When Eric Jackson of 3M Company signed up as a MentorNet mentor, he wasn’t optimistic. Though he is an avid believer in the value of mentoring, he hadn’t had much luck.
“I want to do something that can give [protégés] positive incentives, help them do well, and tell them what my experiences have been,” he says. “But you get through the introductions and then it fizzles out.”
Fortunately, Jackson, a chemical engineer, was matched with Megan Hammon, a determined and focused undergraduate engineering major at the University of Missouri, Rolla. Three years later, the pair are fast friends. Hammon and her family have visited Jackson in Minnesota, and in May, Jackson and his wife made the trip to Rolla for Hammon’s graduation.
“I’ve gotten so many things out of our relationship,” says Jackson. “I enjoy inspiring people and motivating them.
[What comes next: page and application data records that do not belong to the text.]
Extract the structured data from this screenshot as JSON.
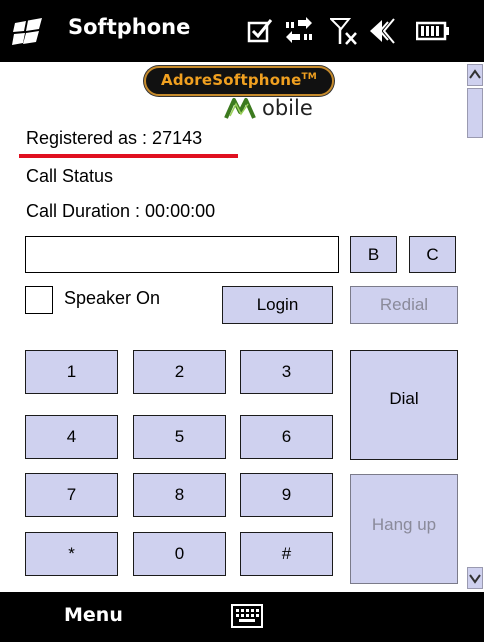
{
  "titlebar": {
    "app_title": "Softphone",
    "icons": [
      "windows-start-icon",
      "checkbox-notification-icon",
      "data-connection-icon",
      "no-signal-icon",
      "volume-icon",
      "battery-icon"
    ]
  },
  "brand": {
    "name": "AdoreSoftphone",
    "trademark": "TM",
    "mobile_suffix": "obile"
  },
  "status": {
    "registered": "Registered as : 27143",
    "call_status": "Call Status",
    "call_duration": "Call Duration :  00:00:00"
  },
  "dialer": {
    "number_value": "",
    "b_label": "B",
    "c_label": "C",
    "speaker_label": "Speaker On",
    "speaker_checked": false,
    "login_label": "Login",
    "redial_label": "Redial",
    "dial_label": "Dial",
    "hangup_label": "Hang up",
    "keys": [
      "1",
      "2",
      "3",
      "4",
      "5",
      "6",
      "7",
      "8",
      "9",
      "*",
      "0",
      "#"
    ]
  },
  "softbar": {
    "menu_label": "Menu"
  },
  "colors": {
    "button_fill": "#cfd1ef",
    "annotation_underline": "#e01020",
    "brand_orange": "#f0a020"
  }
}
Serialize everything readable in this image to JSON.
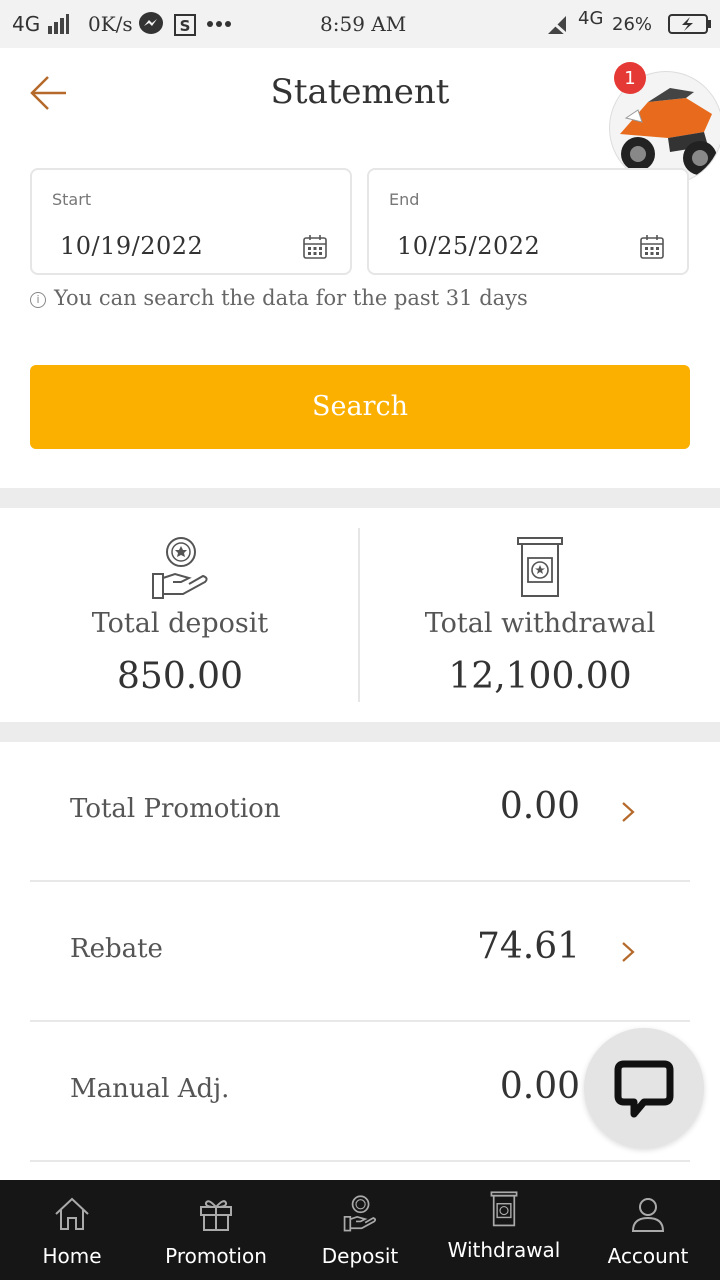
{
  "status_bar": {
    "network": "4G",
    "speed": "0K/s",
    "time": "8:59 AM",
    "network_right": "4G",
    "battery": "26%"
  },
  "header": {
    "title": "Statement",
    "promo_badge": "1"
  },
  "date_range": {
    "start_label": "Start",
    "start_value": "10/19/2022",
    "end_label": "End",
    "end_value": "10/25/2022",
    "hint": "You can search the data for the past 31 days"
  },
  "search_button": "Search",
  "totals": {
    "deposit_label": "Total deposit",
    "deposit_value": "850.00",
    "withdrawal_label": "Total withdrawal",
    "withdrawal_value": "12,100.00"
  },
  "rows": [
    {
      "label": "Total Promotion",
      "amount": "0.00"
    },
    {
      "label": "Rebate",
      "amount": "74.61"
    },
    {
      "label": "Manual Adj.",
      "amount": "0.00"
    }
  ],
  "bottom_nav": [
    {
      "label": "Home",
      "icon": "home-icon"
    },
    {
      "label": "Promotion",
      "icon": "gift-icon"
    },
    {
      "label": "Deposit",
      "icon": "deposit-hand-coin-icon"
    },
    {
      "label": "Withdrawal",
      "icon": "withdrawal-ticket-icon"
    },
    {
      "label": "Account",
      "icon": "user-icon"
    }
  ],
  "colors": {
    "accent": "#fbb000",
    "back_arrow": "#b5692a",
    "nav_bg": "#161616",
    "badge": "#e53935"
  }
}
It’s like when you plant a seed and see it grow; it’s so satisfying.”
Nurturing and support for students is a main reason 3M is involved in MentorNet, says Rosalie Clemens, who coordinates the MentorNet program at 3M, where she is an advanced research engineer at an Austin, Texas, facility. More than 450 3M employees in 18 countries have been involved with MentorNet since the company signed on in 2001.
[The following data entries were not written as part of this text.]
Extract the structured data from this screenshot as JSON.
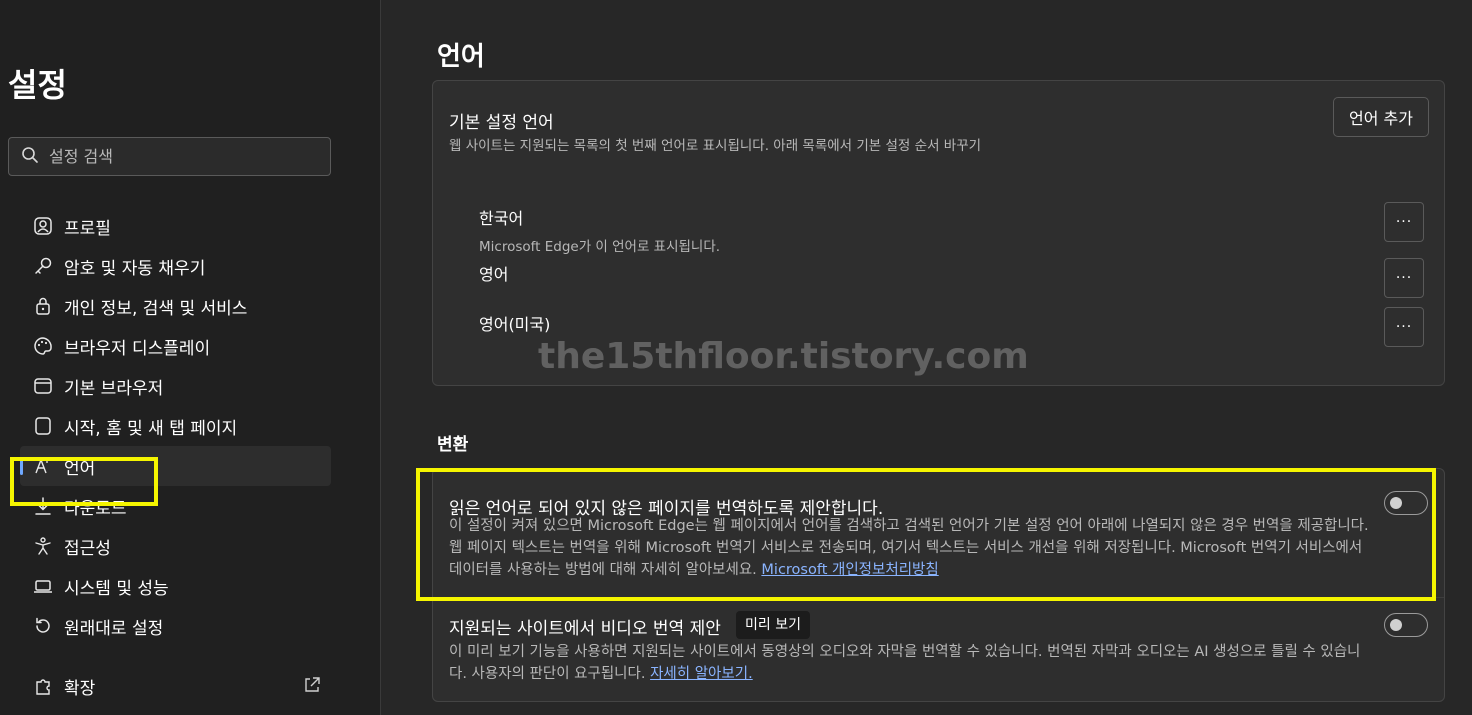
{
  "sidebar": {
    "title": "설정",
    "search_placeholder": "설정 검색",
    "items": [
      {
        "label": "프로필",
        "icon": "profile-icon"
      },
      {
        "label": "암호 및 자동 채우기",
        "icon": "key-icon"
      },
      {
        "label": "개인 정보, 검색 및 서비스",
        "icon": "lock-icon"
      },
      {
        "label": "브라우저 디스플레이",
        "icon": "palette-icon"
      },
      {
        "label": "기본 브라우저",
        "icon": "browser-icon"
      },
      {
        "label": "시작, 홈 및 새 탭 페이지",
        "icon": "page-icon"
      },
      {
        "label": "언어",
        "icon": "language-icon",
        "active": true
      },
      {
        "label": "다운로드",
        "icon": "download-icon"
      },
      {
        "label": "접근성",
        "icon": "accessibility-icon"
      },
      {
        "label": "시스템 및 성능",
        "icon": "laptop-icon"
      },
      {
        "label": "원래대로 설정",
        "icon": "reset-icon"
      },
      {
        "label": "확장",
        "icon": "extension-icon"
      }
    ]
  },
  "main": {
    "title": "언어",
    "preferred": {
      "title": "기본 설정 언어",
      "description": "웹 사이트는 지원되는 목록의 첫 번째 언어로 표시됩니다. 아래 목록에서 기본 설정 순서 바꾸기",
      "add_button": "언어 추가",
      "languages": [
        {
          "name": "한국어",
          "note": "Microsoft Edge가 이 언어로 표시됩니다."
        },
        {
          "name": "영어",
          "note": ""
        },
        {
          "name": "영어(미국)",
          "note": ""
        }
      ],
      "more_label": "···"
    },
    "watermark": "the15thfloor.tistory.com",
    "translation": {
      "section_title": "변환",
      "offer_translate": {
        "title": "읽은 언어로 되어 있지 않은 페이지를 번역하도록 제안합니다.",
        "description_1": "이 설정이 켜져 있으면 Microsoft Edge는 웹 페이지에서 언어를 검색하고 검색된 언어가 기본 설정 언어 아래에 나열되지 않은 경우 번역을 제공합니다.",
        "description_2": "웹 페이지 텍스트는 번역을 위해 Microsoft 번역기 서비스로 전송되며, 여기서 텍스트는 서비스 개선을 위해 저장됩니다. Microsoft 번역기 서비스에서",
        "description_3": "데이터를 사용하는 방법에 대해 자세히 알아보세요.",
        "link": "Microsoft 개인정보처리방침",
        "enabled": false
      },
      "video_translate": {
        "title": "지원되는 사이트에서 비디오 번역 제안",
        "badge": "미리 보기",
        "description_1": "이 미리 보기 기능을 사용하면 지원되는 사이트에서 동영상의 오디오와 자막을 번역할 수 있습니다. 번역된 자막과 오디오는 AI 생성으로 틀릴 수 있습니",
        "description_2": "다. 사용자의 판단이 요구됩니다.",
        "link": "자세히 알아보기.",
        "enabled": false
      }
    }
  },
  "colors": {
    "highlight": "#f5f500",
    "link": "#8ab4ff",
    "active_indicator": "#6fa8ff"
  }
}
“Our primary goal is the support of highly motivated female students in the sciences and engineering,” says Clemens, noting that 3M supports many educational programs around the world. “By supporting a program that’s geared toward the advancement of women in the technical fields, we foster equality while maintaining women in the workforce.”
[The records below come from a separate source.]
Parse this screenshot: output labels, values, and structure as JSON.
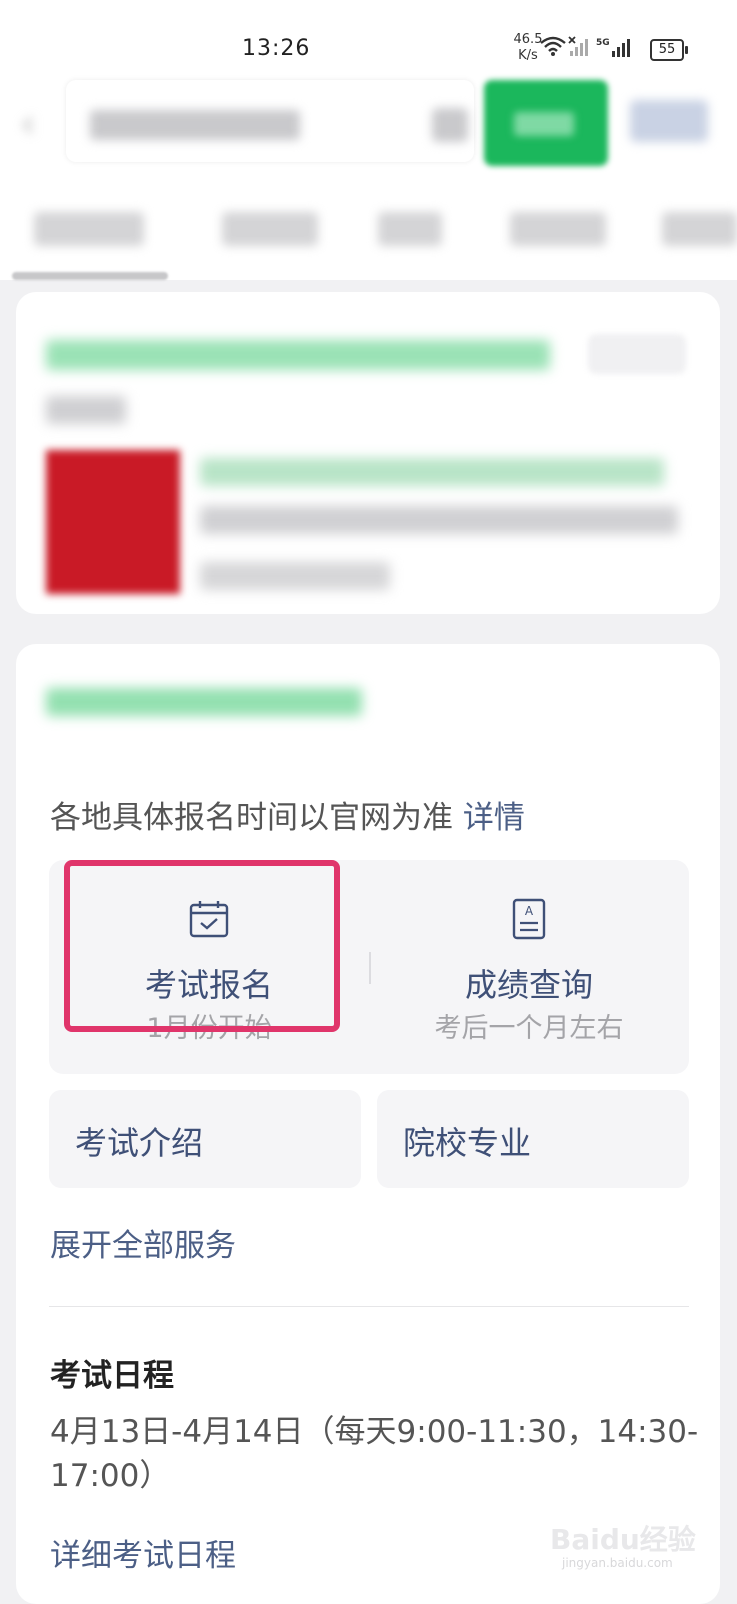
{
  "status_bar": {
    "time": "13:26",
    "net_speed_value": "46.5",
    "net_speed_unit": "K/s",
    "signal_label": "5G",
    "battery": "55"
  },
  "colors": {
    "accent_green": "#1bb75c",
    "link_blue": "#4c5f86",
    "highlight_pink": "#e0356b"
  },
  "exam_card": {
    "notice_text": "各地具体报名时间以官网为准",
    "notice_link": "详情",
    "services": [
      {
        "title": "考试报名",
        "subtitle": "1月份开始",
        "icon": "calendar-check-icon"
      },
      {
        "title": "成绩查询",
        "subtitle": "考后一个月左右",
        "icon": "document-icon"
      }
    ],
    "quick_links": [
      "考试介绍",
      "院校专业"
    ],
    "expand_label": "展开全部服务",
    "schedule": {
      "title": "考试日程",
      "detail": "4月13日-4月14日（每天9:00-11:30，14:30-17:00）",
      "link": "详细考试日程"
    }
  },
  "watermark": {
    "text": "Baidu经验",
    "url": "jingyan.baidu.com"
  }
}
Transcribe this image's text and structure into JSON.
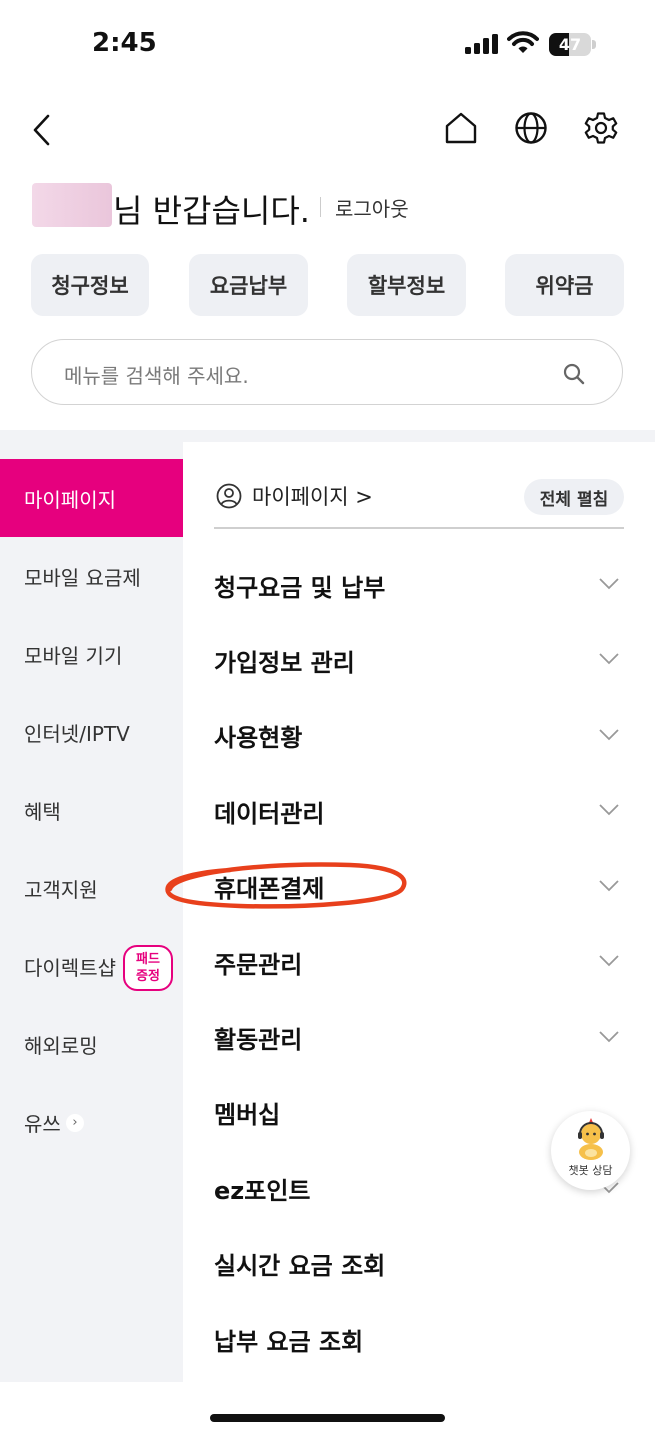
{
  "status_bar": {
    "time": "2:45",
    "battery": "47",
    "battery_level": 0.47
  },
  "header": {
    "greeting_suffix": "님 반갑습니다.",
    "logout_label": "로그아웃"
  },
  "quick_buttons": [
    "청구정보",
    "요금납부",
    "할부정보",
    "위약금"
  ],
  "search": {
    "placeholder": "메뉴를 검색해 주세요."
  },
  "sidebar": {
    "items": [
      {
        "label": "마이페이지",
        "active": true
      },
      {
        "label": "모바일 요금제"
      },
      {
        "label": "모바일 기기"
      },
      {
        "label": "인터넷/IPTV"
      },
      {
        "label": "혜택"
      },
      {
        "label": "고객지원"
      },
      {
        "label": "다이렉트샵"
      },
      {
        "label": "해외로밍"
      },
      {
        "label": "유쓰"
      }
    ],
    "badge_line1": "패드",
    "badge_line2": "증정",
    "youth_chevron": "›"
  },
  "main": {
    "breadcrumb": "마이페이지 >",
    "expand_all_label": "전체 펼침",
    "menu_items": [
      "청구요금 및 납부",
      "가입정보 관리",
      "사용현황",
      "데이터관리",
      "휴대폰결제",
      "주문관리",
      "활동관리",
      "멤버십",
      "ez포인트",
      "실시간 요금 조회",
      "납부 요금 조회"
    ]
  },
  "chatbot": {
    "label": "챗봇 상담"
  },
  "colors": {
    "accent": "#e6007e",
    "highlight_oval": "#e8401c",
    "sidebar_bg": "#f2f3f6"
  }
}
Recruiting promising graduates through mentoring isn’t a goal for 3M, although it does help students learn about the company as a potential employer and enables 3M to identify promising candidates, Clemens says.
Like many companies that support mentoring programs such as MentorNet, 3M realizes more immediate benefits:
Mentoring enhances such professional skills as communication, management, and coaching; and working with students brings a fresh perspective to 3M’s internal mentoring programs, notes Clemens.
Moreover, the personal satisfaction derived from mentoring energizes employees and gives them increased job satisfaction and commitment. In Clemens’ survey of 3M mentors, an overwhelming majority (99 percent) of participants said MentorNet is a valuable and rewarding experience.
“It does energize me, and it has motivated me,” says Jackson, who wants to be matched with another protégé. “I hope there will be more Megan Hammons. It isn’t just mentor-protégé, it’s a lifelong friendship.”
To read about Rosalie Clemens’ experience as a protégé, see the Insights profile, “A Match Made by Computer—Or Fate?”